■ Entries provided
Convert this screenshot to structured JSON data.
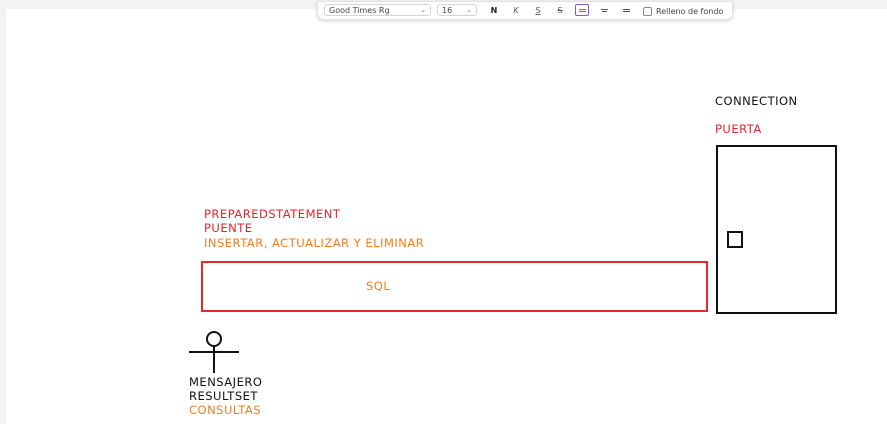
{
  "toolbar": {
    "font_family_value": "Good Times Rg",
    "font_size_value": "16",
    "bold_label": "N",
    "italic_label": "K",
    "underline_label": "S",
    "strikethrough_label": "S",
    "background_label": "Relleno de fondo",
    "background_checked": false
  },
  "drawing": {
    "connection_label": "CONNECTION",
    "door_label": "PUERTA",
    "prepared_statement_label": "PREPAREDSTATEMENT",
    "bridge_label": "PUENTE",
    "operations_label": "INSERTAR, ACTUALIZAR Y ELIMINAR",
    "sql_label": "SQL",
    "messenger_label": "MENSAJERO",
    "resultset_label": "RESULTSET",
    "queries_label": "CONSULTAS"
  },
  "colors": {
    "black": "#111111",
    "red": "#e0262e",
    "orange": "#f47c1c",
    "accent": "#7e5bd6"
  }
}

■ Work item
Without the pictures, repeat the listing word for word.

■ Task response
Convert this screenshot to structured JSON data.
{
  "toolbar": {
    "font_family_value": "Good Times Rg",
    "font_size_value": "16",
    "bold_label": "N",
    "italic_label": "K",
    "underline_label": "S",
    "strikethrough_label": "S",
    "background_label": "Relleno de fondo",
    "background_checked": false
  },
  "drawing": {
    "connection_label": "CONNECTION",
    "door_label": "PUERTA",
    "prepared_statement_label": "PREPAREDSTATEMENT",
    "bridge_label": "PUENTE",
    "operations_label": "INSERTAR, ACTUALIZAR Y ELIMINAR",
    "sql_label": "SQL",
    "messenger_label": "MENSAJERO",
    "resultset_label": "RESULTSET",
    "queries_label": "CONSULTAS"
  },
  "colors": {
    "black": "#111111",
    "red": "#e0262e",
    "orange": "#f47c1c",
    "accent": "#7e5bd6"
  }
}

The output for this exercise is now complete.